For the last 10 years, Oklahoma Autism Center has worked to improve the quality of life for children with autism spectrum disorders and their families by creating and supporting a network of services across the state.
In honor of the 10th anniversary of the centers early foundations program, one of three major projects that fall under its umbrella, the center hosts a gourmet grilled cheese fundraiser Nov. 30 at its facility at 3901 NW 63rd St.
The fundraiser is divided into a lunchtime portion from 11:30 a.m. to 1:30 p.m. and a family-focused evening event 4:30-6:30 p.m. Guests can build their perfect grilled cheese by selecting a variety of breads, cheese and additions like avocado spread, pesto, cured ham or caramelized onions.
A $10 donation includes a custom sandwich, chips, cookie and drink. Dine-in customers have the option to add tomato soup for an additional $2. A delivery option is also available during lunch for orders over $100.
The services that we provide are free, and so the fundraiser helps to funds and continue our mission of building capacity across the state, said Liz Moore, project coordinator with Early Foundations.
The evening event is designed for the whole family. Characters from Frozen, Captain America and Spider-Man will be available for photos will children. A magician will provide entertainment while doing balloon art, and there will be an ice cream building station for kids and the young at heart.
The fundraiser is designed to get entire families involved and will raise anywhere from $5,000 to $8,000, Moore said. Other events, such as Septembers An Evening by the River, raise more money but are adult-only.
The fourth grilled cheese event is as much an outreach event as it is a fundraising occasion, Moore said, which ties into Autism Centers mission. Multiple times a week, the center hosts families for play sessions between children who have been diagnosed on the autism spectrum and those who have not, which Moore described as the best anti-bullying campaign around by teaching awareness at an early age.
Providing supportMoore said 1 percent of the population has been diagnosed with autism, which has only continued to rise as the rate and accuracy of diagnosis has increased in recent years.
Our goal and mission in general is to put a face and name on autism, Moore said, that there are misconceptions about what autism is and people that have autism can go on to have very successful lives, but they need proper support.
The center has three primary programs: Early Foundations, MESA Project and Early Access. Early Foundations, in collaboration with the states SoonerStart program, is an inclusive model that provides comprehensive intervention four days a week for the youngest kids at risk for autism.

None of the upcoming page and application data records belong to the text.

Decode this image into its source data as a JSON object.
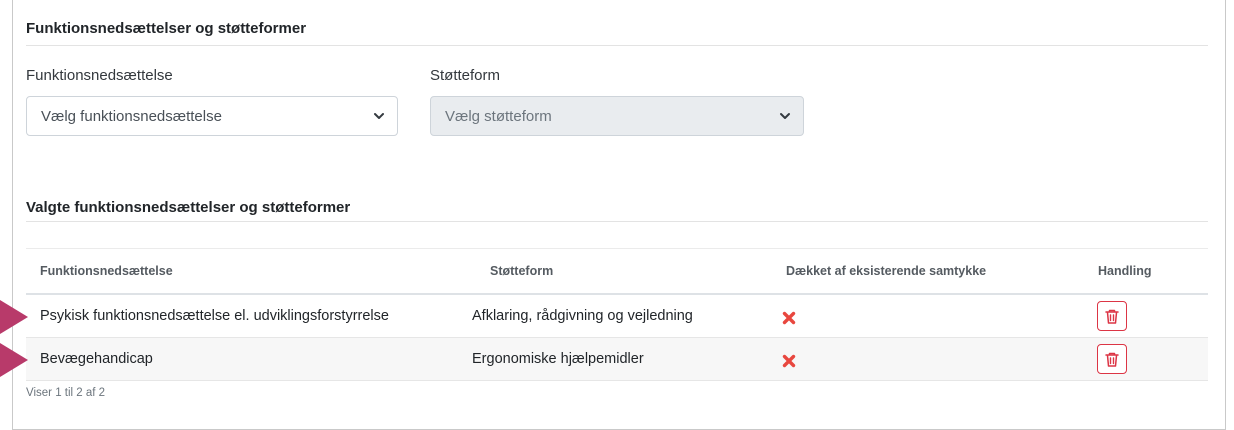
{
  "form": {
    "title": "Funktionsnedsættelser og støtteformer",
    "disability_label": "Funktionsnedsættelse",
    "disability_select_value": "Vælg funktionsnedsættelse",
    "support_label": "Støtteform",
    "support_select_value": "Vælg støtteform",
    "support_select_disabled": true
  },
  "selected": {
    "title": "Valgte funktionsnedsættelser og støtteformer",
    "columns": [
      "Funktionsnedsættelse",
      "Støtteform",
      "Dækket af eksisterende samtykke",
      "Handling"
    ],
    "rows": [
      {
        "disability": "Psykisk funktionsnedsættelse el. udviklingsforstyrrelse",
        "support": "Afklaring, rådgivning og vejledning",
        "covered_icon": "red-x-icon",
        "action_icon": "trash-icon"
      },
      {
        "disability": "Bevægehandicap",
        "support": "Ergonomiske hjælpemidler",
        "covered_icon": "red-x-icon",
        "action_icon": "trash-icon"
      }
    ],
    "info": "Viser 1 til 2 af 2"
  },
  "colors": {
    "delete": "#dc3545",
    "x_mark": "#e8473f",
    "annotation_arrow": "#b83a6a"
  }
}
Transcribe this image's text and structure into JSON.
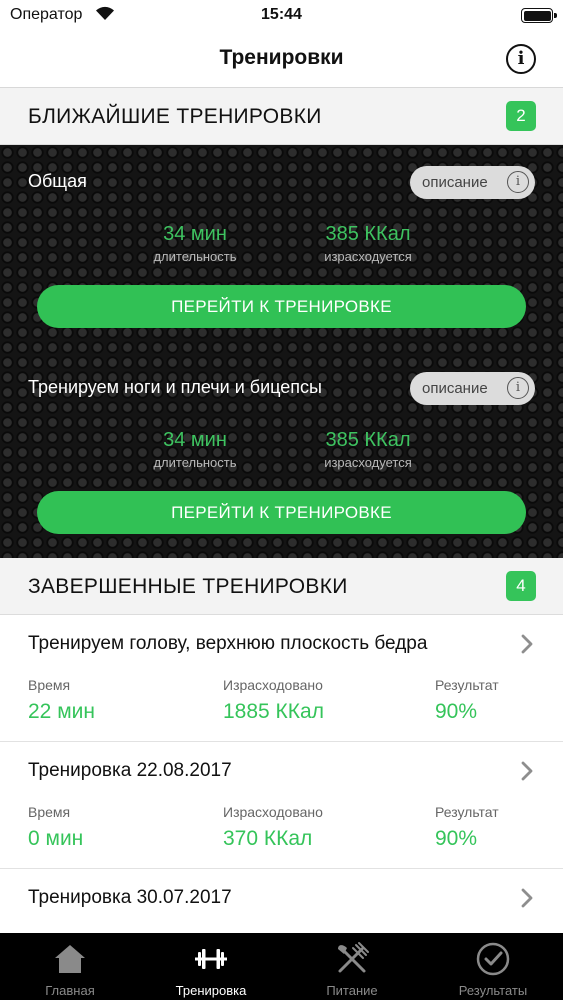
{
  "status": {
    "carrier": "Оператор",
    "time": "15:44"
  },
  "nav": {
    "title": "Тренировки",
    "info_icon": "info-icon"
  },
  "upcoming": {
    "title": "БЛИЖАЙШИЕ ТРЕНИРОВКИ",
    "count": "2",
    "items": [
      {
        "name": "Общая",
        "desc_label": "описание",
        "duration": "34 мин",
        "duration_label": "длительность",
        "calories": "385 ККал",
        "calories_label": "израсходуется",
        "button": "ПЕРЕЙТИ К ТРЕНИРОВКЕ"
      },
      {
        "name": "Тренируем ноги и плечи и бицепсы",
        "desc_label": "описание",
        "duration": "34 мин",
        "duration_label": "длительность",
        "calories": "385 ККал",
        "calories_label": "израсходуется",
        "button": "ПЕРЕЙТИ К ТРЕНИРОВКЕ"
      }
    ]
  },
  "completed": {
    "title": "ЗАВЕРШЕННЫЕ ТРЕНИРОВКИ",
    "count": "4",
    "items": [
      {
        "name": "Тренируем голову, верхнюю плоскость бедра",
        "time_label": "Время",
        "time": "22 мин",
        "spent_label": "Израсходовано",
        "spent": "1885 ККал",
        "result_label": "Результат",
        "result": "90%"
      },
      {
        "name": "Тренировка 22.08.2017",
        "time_label": "Время",
        "time": "0 мин",
        "spent_label": "Израсходовано",
        "spent": "370 ККал",
        "result_label": "Результат",
        "result": "90%"
      },
      {
        "name": "Тренировка 30.07.2017"
      }
    ]
  },
  "tabs": [
    {
      "label": "Главная",
      "icon": "home-icon",
      "active": false
    },
    {
      "label": "Тренировка",
      "icon": "dumbbell-icon",
      "active": true
    },
    {
      "label": "Питание",
      "icon": "fork-knife-icon",
      "active": false
    },
    {
      "label": "Результаты",
      "icon": "checkmark-circle-icon",
      "active": false
    }
  ],
  "colors": {
    "accent": "#35c45a",
    "dark_panel": "#141414",
    "tab_bar": "#000000",
    "tab_inactive": "#8a8a8a"
  }
}
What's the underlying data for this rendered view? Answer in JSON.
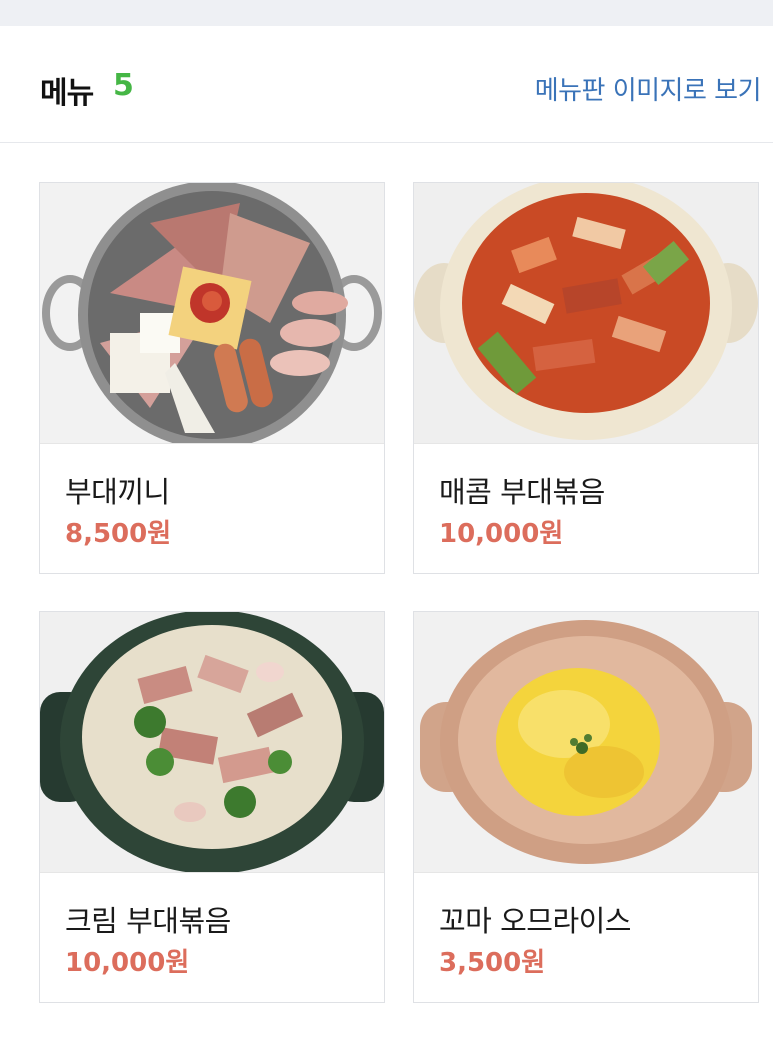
{
  "header": {
    "title": "메뉴",
    "count": "5",
    "view_menu_image_link": "메뉴판 이미지로 보기"
  },
  "menu_items": [
    {
      "name": "부대끼니",
      "price": "8,500원",
      "image": "budae-jjigae-pot-photo"
    },
    {
      "name": "매콤 부대볶음",
      "price": "10,000원",
      "image": "spicy-budae-stirfry-photo"
    },
    {
      "name": "크림 부대볶음",
      "price": "10,000원",
      "image": "cream-budae-stirfry-photo"
    },
    {
      "name": "꼬마 오므라이스",
      "price": "3,500원",
      "image": "mini-omurice-photo"
    }
  ],
  "colors": {
    "accent_count": "#45b645",
    "link": "#3a73b8",
    "price": "#dc6d5c",
    "background_strip": "#eef0f4"
  }
}
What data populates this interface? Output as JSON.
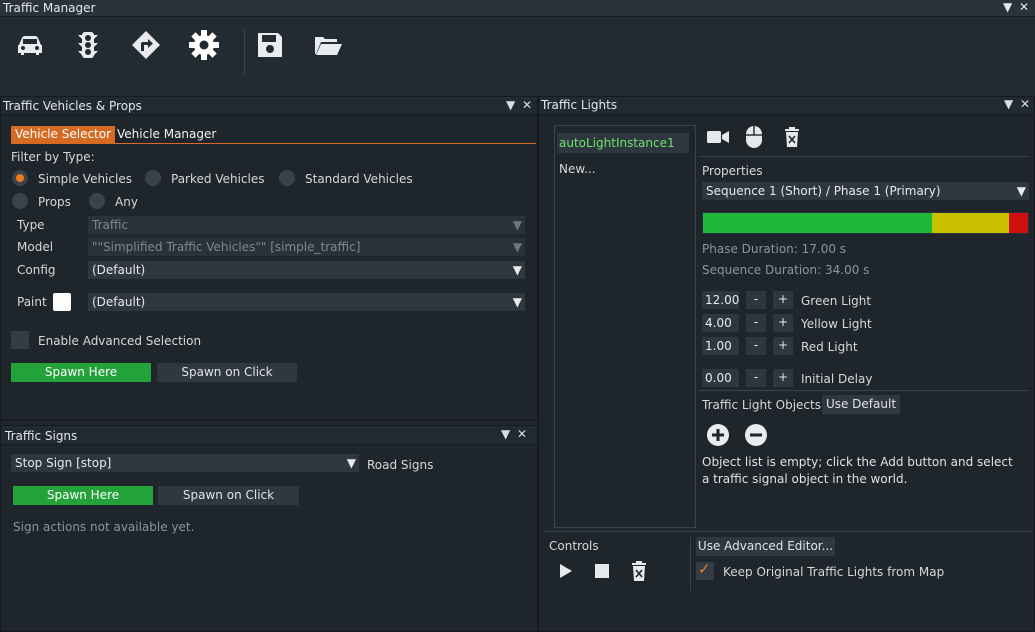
{
  "window": {
    "title": "Traffic Manager"
  },
  "toolbar": {
    "icons": [
      "car-icon",
      "traffic-light-icon",
      "direction-sign-icon",
      "gear-icon",
      "save-icon",
      "folder-open-icon"
    ]
  },
  "vehicles_panel": {
    "title": "Traffic Vehicles & Props",
    "tabs": [
      "Vehicle Selector",
      "Vehicle Manager"
    ],
    "filter_label": "Filter by Type:",
    "radios": [
      "Simple Vehicles",
      "Parked Vehicles",
      "Standard Vehicles",
      "Props",
      "Any"
    ],
    "selected_radio": "Simple Vehicles",
    "type_label": "Type",
    "type_value": "Traffic",
    "model_label": "Model",
    "model_value": "\"\"Simplified Traffic Vehicles\"\" [simple_traffic]",
    "config_label": "Config",
    "config_value": "(Default)",
    "paint_label": "Paint",
    "paint_value": "(Default)",
    "paint_color": "#ffffff",
    "advanced_label": "Enable Advanced Selection",
    "spawn_here": "Spawn Here",
    "spawn_on_click": "Spawn on Click"
  },
  "signs_panel": {
    "title": "Traffic Signs",
    "sign_value": "Stop Sign [stop]",
    "category": "Road Signs",
    "spawn_here": "Spawn Here",
    "spawn_on_click": "Spawn on Click",
    "note": "Sign actions not available yet."
  },
  "lights_panel": {
    "title": "Traffic Lights",
    "instances": [
      "autoLightInstance1",
      "New..."
    ],
    "properties_label": "Properties",
    "sequence_value": "Sequence 1 (Short) / Phase 1 (Primary)",
    "phase_bar": {
      "green": 12.0,
      "yellow": 4.0,
      "red": 1.0
    },
    "colors": {
      "green": "#1fb83a",
      "yellow": "#c9c000",
      "red": "#cc0f0f",
      "accent": "#f07a1e"
    },
    "phase_duration": "Phase Duration: 17.00 s",
    "sequence_duration": "Sequence Duration: 34.00 s",
    "rows": [
      {
        "value": "12.00",
        "label": "Green Light"
      },
      {
        "value": "4.00",
        "label": "Yellow Light"
      },
      {
        "value": "1.00",
        "label": "Red Light"
      },
      {
        "value": "0.00",
        "label": "Initial Delay"
      }
    ],
    "minus": "-",
    "plus": "+",
    "objects_label": "Traffic Light Objects",
    "use_default": "Use Default",
    "empty_msg": "Object list is empty; click the Add button and select a traffic signal object in the world.",
    "controls_label": "Controls",
    "advanced_editor": "Use Advanced Editor...",
    "keep_original": "Keep Original Traffic Lights from Map"
  }
}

MESA Project provides training and consultative services to public schools, and Early Access works with communities to get children identified for being at-risk for autism by providing free screenings. Early Access also provides information on speech and occupational therapy and family support groups to families across the state, from the panhandle to the Ozarks.
A lot of families dont know what to do or where to turn, and were here to help, Moore said. Twenty-five years ago, it probably was more taboo or people looked at autism only when someone was more severe, and thats not the case anymore. It is a social disability, and as we get more knowledgeable, Im hopeful that our community becomes more accepting of differences.
Print headline: Ooey, gooey; Oklahoma Autism Center celebrates 10 years with a family-friendly grilled cheese fundraiser